To win the football game wasn’t enough to reconcile the treatment of Salvadorans in Honduras. On the same day as the deciding game, El Salvador broke all diplomatic ties with its neighbour. Two weeks later, on July 14 1969, the Salvadoran air force began striking targets in Honduras and ground forces entered Honduran soil. This was the first time that El Salvador’s army had ever engaged in battle. The Honduran army responded and full-scale war began. The Hondurans were successful in the air, destroying much of El Salvador’s air force. On the ground the Salvadoran troops were strong, advancing quickly and seizing strategic locations.
Just one day after the first strikes were launched The Organization of American States demanded that El Salvador withdraw from Honduras, but President Fidel Sánchez Hernández refused unless he was promised that Honduras would compensate the Salvadoran settlers. Eventually, negotiations led to cease-fire after four days of battling, and the troops finally left Honduras in August. The four-day battle is by some claimed to be one of the few wars fought between two democracies.
The war is seen as a loss for both sides. Over 100,000 Salvadoran settlers left Honduras and returned home after the cease-fire, destabilizing the already over-populated country. About 250 Honduran soldiers were killed together with 2,000 Honduran civilians. Salvador lost about 2,000 people, combining soldiers and civilians. Even though the cease-fire was agreed on July 18 1969, it would take eleven more years until a final peace treaty was signed.
Today, Honduras and El Salvador do enjoy peace and economical trade. Though some border disputes have taken place, the two countries do have a stable relationship, benefitting from trade as each other’s second biggest economical partner. Moreover, many Honduran tourists spend time in El Salvador and vice versa. The border dispute was finally resolved in 2006, when the leadership of both countries agreed on a frontier
As Honduran and El Salvadoran fans are getting psyched ahead of the 61st clash between the countries on the 26th of March, they are certainly pleased that this time, the battle will take place on the football pitch only, fought in football jerseys, and not in military uniforms.

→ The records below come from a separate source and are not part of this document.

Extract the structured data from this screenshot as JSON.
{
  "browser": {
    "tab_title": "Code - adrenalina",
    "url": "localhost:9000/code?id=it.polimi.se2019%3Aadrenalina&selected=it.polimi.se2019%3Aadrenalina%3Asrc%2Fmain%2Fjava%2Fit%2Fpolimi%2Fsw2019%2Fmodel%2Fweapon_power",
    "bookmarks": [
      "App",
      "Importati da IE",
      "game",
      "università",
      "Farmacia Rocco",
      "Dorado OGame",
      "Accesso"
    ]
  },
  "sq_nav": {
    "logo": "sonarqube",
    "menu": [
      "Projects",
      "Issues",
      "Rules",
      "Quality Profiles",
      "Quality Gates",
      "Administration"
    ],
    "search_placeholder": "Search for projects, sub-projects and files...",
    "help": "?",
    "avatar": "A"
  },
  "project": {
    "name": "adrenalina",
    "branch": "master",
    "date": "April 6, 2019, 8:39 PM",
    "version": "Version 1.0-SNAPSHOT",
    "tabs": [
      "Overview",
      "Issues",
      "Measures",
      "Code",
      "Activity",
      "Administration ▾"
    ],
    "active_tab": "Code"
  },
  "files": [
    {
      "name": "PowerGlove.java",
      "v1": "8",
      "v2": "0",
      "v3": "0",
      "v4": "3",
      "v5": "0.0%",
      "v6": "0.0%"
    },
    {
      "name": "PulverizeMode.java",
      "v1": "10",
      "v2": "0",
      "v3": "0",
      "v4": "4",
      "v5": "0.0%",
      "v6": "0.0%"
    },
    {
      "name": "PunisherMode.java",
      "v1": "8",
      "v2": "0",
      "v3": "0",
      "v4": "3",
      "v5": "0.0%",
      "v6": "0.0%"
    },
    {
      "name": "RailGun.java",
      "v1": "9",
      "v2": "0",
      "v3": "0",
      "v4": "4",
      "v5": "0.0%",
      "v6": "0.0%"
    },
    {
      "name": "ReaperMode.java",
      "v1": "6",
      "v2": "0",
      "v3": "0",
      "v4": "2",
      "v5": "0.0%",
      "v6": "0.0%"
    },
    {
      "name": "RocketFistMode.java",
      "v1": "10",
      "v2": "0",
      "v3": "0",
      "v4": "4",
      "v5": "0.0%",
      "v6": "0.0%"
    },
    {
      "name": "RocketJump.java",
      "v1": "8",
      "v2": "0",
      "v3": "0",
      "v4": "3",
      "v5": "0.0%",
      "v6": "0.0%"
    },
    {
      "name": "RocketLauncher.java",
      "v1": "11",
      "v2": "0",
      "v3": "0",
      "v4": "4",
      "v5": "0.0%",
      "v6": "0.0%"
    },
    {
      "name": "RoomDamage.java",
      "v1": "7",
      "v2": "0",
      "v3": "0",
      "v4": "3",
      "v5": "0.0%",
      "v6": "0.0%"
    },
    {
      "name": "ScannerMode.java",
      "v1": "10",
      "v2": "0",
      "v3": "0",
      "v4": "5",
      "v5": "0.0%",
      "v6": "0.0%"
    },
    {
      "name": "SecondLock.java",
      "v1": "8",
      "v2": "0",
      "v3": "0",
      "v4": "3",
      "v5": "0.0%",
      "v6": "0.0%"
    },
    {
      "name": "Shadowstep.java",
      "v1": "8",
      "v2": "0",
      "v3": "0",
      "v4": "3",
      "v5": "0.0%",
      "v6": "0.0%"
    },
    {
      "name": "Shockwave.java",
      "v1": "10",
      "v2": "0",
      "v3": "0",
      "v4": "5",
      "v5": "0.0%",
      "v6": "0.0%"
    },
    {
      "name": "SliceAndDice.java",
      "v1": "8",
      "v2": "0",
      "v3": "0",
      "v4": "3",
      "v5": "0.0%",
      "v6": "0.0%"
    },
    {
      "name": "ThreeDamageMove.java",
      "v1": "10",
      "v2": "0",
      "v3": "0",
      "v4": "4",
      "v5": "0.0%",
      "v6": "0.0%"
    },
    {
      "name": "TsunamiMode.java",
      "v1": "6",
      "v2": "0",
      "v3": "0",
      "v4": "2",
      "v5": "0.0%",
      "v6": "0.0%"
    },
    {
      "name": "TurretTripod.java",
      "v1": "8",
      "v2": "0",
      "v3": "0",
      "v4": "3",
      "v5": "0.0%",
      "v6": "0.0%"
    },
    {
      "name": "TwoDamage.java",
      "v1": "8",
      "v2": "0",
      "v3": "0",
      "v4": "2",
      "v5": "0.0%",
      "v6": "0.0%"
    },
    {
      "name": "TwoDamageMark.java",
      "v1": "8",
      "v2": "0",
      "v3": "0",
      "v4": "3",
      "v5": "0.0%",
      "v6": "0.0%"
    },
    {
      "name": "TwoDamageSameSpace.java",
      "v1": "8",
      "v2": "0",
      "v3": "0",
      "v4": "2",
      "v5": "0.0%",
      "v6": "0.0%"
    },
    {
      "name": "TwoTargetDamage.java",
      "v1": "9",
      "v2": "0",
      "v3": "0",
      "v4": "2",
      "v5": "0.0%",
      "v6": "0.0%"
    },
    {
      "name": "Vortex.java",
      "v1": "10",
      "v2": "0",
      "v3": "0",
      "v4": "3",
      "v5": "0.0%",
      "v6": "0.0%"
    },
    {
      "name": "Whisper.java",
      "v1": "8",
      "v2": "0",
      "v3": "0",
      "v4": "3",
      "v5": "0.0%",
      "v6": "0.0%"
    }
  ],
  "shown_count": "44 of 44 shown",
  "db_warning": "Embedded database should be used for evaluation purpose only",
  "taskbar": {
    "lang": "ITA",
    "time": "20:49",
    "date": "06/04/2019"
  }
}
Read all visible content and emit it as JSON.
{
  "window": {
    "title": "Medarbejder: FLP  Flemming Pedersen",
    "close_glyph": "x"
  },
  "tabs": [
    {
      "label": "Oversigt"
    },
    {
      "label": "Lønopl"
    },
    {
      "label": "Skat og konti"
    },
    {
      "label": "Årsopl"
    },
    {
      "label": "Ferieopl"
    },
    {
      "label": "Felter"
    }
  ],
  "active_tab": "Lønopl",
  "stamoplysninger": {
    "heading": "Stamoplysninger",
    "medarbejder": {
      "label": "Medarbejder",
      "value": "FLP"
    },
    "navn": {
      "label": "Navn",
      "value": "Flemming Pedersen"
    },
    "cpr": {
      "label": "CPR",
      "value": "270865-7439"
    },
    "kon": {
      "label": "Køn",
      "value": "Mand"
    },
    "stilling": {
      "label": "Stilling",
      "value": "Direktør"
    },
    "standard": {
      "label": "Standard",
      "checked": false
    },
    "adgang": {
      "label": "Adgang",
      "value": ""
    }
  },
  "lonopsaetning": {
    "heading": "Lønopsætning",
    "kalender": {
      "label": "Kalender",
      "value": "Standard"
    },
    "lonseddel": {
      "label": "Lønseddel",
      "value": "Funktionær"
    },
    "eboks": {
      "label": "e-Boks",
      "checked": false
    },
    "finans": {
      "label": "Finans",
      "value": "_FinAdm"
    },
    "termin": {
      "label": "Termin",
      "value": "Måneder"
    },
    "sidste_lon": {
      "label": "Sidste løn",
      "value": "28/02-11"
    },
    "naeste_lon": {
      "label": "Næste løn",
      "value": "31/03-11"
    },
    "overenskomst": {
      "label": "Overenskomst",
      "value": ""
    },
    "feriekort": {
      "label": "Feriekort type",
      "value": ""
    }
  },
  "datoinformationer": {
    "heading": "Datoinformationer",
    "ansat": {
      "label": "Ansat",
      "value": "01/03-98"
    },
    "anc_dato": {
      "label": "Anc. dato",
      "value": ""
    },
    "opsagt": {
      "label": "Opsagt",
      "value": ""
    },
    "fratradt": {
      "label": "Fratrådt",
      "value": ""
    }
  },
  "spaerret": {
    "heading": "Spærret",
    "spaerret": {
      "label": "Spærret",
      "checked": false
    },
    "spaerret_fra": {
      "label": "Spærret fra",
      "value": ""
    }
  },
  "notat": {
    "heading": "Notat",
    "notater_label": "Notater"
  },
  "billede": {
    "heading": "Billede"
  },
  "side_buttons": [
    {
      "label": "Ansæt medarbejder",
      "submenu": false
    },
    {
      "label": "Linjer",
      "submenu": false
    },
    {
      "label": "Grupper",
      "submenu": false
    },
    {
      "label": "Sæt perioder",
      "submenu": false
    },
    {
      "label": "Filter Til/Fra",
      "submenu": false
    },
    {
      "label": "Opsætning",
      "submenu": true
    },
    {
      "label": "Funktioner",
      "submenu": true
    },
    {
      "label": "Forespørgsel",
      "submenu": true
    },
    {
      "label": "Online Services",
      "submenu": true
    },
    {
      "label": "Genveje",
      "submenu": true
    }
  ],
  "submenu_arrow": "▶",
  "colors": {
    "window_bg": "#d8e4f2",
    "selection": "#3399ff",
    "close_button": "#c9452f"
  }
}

How did El Salvador end up doing in the qualification? They managed to beat Haiti to qualify for the World Cup. However, the tournament turned out to be a big disappointment for the country, losing against the Soviet Union, Belgium and Mexico, and not scoring a single goal.